Every line below that holds the word "Avocat" must be listed.
◇ ◇ ◇
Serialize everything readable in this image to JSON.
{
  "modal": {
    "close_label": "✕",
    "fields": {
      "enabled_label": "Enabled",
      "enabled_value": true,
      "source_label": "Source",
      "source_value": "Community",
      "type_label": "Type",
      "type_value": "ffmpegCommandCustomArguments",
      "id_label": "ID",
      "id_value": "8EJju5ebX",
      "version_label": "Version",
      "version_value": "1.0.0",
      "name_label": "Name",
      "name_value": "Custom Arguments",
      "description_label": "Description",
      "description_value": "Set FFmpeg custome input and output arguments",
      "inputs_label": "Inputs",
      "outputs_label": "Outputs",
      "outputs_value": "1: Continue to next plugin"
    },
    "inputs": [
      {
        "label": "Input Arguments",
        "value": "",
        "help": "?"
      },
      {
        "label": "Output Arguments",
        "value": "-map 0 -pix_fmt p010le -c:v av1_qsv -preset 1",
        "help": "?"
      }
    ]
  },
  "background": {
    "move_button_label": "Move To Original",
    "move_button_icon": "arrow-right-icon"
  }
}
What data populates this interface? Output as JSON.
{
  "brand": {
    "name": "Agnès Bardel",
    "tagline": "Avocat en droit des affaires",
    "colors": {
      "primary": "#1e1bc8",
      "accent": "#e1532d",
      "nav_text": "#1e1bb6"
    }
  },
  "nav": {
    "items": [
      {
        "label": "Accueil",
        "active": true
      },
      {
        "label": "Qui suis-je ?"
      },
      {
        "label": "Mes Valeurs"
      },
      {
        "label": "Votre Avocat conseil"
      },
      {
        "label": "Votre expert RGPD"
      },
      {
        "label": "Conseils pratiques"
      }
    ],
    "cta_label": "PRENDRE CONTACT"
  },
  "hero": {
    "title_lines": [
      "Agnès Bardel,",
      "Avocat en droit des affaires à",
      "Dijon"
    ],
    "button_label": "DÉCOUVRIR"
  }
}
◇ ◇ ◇
SOLVED EXERCISE:
    "tagline": "Avocat en droit des affaires",
        "label": "Votre Avocat conseil"
      "Avocat en droit des affaires à",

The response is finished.